Results of the last 13 inspections by the Department of Agriculture's Animal and Plant Health Inspection Service show no violations dating back to March 2010. The most recent inspection was Feb. 4, USDA records show.
Despite state regulations that require annual inspections, the California Department of Fish and Wildlife most recently inspected the facility in January 2011.
"We have to do the best we can with the resources we're provided," said department spokeswoman Jordan Traverso.
The inspector's written comments were "facility in good condition." The inspector checked gates, enclosures, water supplies, drainage, cleanliness, ventilation and the general health of the animals.

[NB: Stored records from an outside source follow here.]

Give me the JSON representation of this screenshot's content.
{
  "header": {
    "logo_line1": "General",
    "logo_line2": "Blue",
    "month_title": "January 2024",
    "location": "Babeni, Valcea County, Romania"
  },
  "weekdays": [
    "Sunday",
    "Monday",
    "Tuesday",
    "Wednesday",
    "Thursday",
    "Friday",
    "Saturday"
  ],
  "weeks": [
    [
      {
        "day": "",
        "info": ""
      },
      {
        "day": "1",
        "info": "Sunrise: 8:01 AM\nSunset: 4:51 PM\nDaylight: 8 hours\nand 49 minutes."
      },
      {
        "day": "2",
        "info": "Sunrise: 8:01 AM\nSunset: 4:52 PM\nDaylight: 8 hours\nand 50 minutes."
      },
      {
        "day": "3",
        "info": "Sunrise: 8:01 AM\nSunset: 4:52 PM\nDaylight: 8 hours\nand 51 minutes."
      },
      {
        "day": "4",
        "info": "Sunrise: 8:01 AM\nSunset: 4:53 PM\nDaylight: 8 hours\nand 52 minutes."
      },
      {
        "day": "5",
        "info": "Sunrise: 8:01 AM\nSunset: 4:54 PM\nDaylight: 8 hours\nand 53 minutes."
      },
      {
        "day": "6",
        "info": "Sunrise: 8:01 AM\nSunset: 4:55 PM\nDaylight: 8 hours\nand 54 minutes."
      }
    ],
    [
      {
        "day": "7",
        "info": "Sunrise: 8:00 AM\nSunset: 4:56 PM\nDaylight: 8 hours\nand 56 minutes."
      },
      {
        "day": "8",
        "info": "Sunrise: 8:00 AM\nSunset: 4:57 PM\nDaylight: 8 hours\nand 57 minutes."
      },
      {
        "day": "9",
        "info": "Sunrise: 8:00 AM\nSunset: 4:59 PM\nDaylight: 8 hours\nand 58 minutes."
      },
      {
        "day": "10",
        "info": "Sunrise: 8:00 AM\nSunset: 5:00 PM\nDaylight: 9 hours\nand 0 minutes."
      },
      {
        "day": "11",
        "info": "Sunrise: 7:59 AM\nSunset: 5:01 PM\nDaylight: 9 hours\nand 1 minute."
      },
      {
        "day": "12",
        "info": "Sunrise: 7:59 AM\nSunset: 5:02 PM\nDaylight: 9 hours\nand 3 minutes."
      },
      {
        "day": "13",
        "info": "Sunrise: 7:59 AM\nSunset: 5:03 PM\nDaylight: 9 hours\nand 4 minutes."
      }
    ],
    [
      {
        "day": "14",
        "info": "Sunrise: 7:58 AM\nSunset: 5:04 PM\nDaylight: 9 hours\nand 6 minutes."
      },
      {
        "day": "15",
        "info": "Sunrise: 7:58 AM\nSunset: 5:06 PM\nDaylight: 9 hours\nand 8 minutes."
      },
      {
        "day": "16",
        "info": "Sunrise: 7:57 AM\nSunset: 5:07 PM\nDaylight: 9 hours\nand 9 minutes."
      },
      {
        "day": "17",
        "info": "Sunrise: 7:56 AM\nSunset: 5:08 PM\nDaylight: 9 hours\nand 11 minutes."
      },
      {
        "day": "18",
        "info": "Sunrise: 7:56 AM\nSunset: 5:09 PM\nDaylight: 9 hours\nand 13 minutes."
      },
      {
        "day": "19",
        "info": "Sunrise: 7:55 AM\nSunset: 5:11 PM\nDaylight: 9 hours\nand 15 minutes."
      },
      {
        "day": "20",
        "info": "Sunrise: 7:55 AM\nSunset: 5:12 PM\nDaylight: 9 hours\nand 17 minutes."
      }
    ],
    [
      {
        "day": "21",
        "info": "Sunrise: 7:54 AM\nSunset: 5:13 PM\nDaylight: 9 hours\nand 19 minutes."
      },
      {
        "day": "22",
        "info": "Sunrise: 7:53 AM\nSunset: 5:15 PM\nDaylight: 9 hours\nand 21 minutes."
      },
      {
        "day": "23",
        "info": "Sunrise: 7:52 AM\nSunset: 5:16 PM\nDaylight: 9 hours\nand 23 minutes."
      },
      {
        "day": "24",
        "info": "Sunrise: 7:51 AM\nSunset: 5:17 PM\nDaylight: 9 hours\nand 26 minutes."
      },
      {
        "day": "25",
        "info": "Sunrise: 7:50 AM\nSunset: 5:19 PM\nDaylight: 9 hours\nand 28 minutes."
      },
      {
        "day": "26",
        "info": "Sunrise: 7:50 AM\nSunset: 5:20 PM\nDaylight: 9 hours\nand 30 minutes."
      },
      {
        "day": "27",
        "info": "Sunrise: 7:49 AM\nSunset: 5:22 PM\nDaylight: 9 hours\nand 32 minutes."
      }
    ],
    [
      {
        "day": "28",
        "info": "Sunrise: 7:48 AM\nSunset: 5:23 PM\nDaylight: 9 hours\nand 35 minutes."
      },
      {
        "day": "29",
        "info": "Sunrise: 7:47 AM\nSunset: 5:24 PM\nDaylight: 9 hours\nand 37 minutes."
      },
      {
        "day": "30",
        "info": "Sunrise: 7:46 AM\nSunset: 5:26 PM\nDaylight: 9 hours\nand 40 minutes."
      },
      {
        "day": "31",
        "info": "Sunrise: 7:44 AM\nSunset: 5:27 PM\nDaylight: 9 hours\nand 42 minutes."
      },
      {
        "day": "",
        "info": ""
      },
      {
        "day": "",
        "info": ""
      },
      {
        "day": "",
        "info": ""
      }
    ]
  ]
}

Department spokeswoman Janice Mackey said she was unaware if any state regulations would prohibit an employee from entering an exotic animal's enclosure.
She said each species is identified on the permit, and the animals must be used for scientific or educational purposes only.
"We don't allow them to be used as pets," Mackey said.
Actress Tippi Hedren, who founded the Shambala Preserve in Southern California, home to 53 seized or abandoned exotic pets, expressed dismay over the killing of the lion.
"It wasn't the lion's fault. It's the human's fault always. I've got 40 years behind me. I know what I'm talking about," Hedren said.
A movie was made at Shambala several years ago and several people were injured. "Two were nearly killed," she said.
"Lions are one of the four most dangerous animals in the world. There is nothing you can do. When they get a thought pattern, there is nothing short of a bullet to the brain that will stop them," Hedren said.
Nicole Paquette, vice president of the Human Society of the United States, voiced similar concerns.
"She should have never been in the enclosure with him," Paquette said of the victim. "These are big cats that are extremely dangerous, and they placed a volunteer in the actual cage with a wild animal. That should have never happened."
Officials at another big cat sanctuary, Big Cat Rescue in Tampa, Fla., told The Associated Press last year that at least 21 people, including five children, have been killed and 246 mauled by exotic cats since 1990. Over that period, 254 cats escaped and 143 were killed.
Tatiana, a tiger at the San Francisco Zoo, was killed by police after jumping out of its enclosure and fatally mauling a 17-year-old boy and injuring two other people in 2007.
Cat Haven has housed Bengal tigers, Siberian lynx, caracals, jaguars and leopards of various types as well as bobcats native to the area. Anderson described the private zoo several years ago as one of a handful of facilities across the U.S. that has all of the big cat species in one place.
The facility's website says it promotes conservation and preservation of wild cats in their native habitats and offers visitors tours and educational outreach.
Anderson said Project Survival would investigate to see if the intern and the other worker who was on-site followed the group's protocols.
"We take every precaution to ensure the safety of our staff, animals and guests," he said in a written statement.
The Associated Press contributed to this report.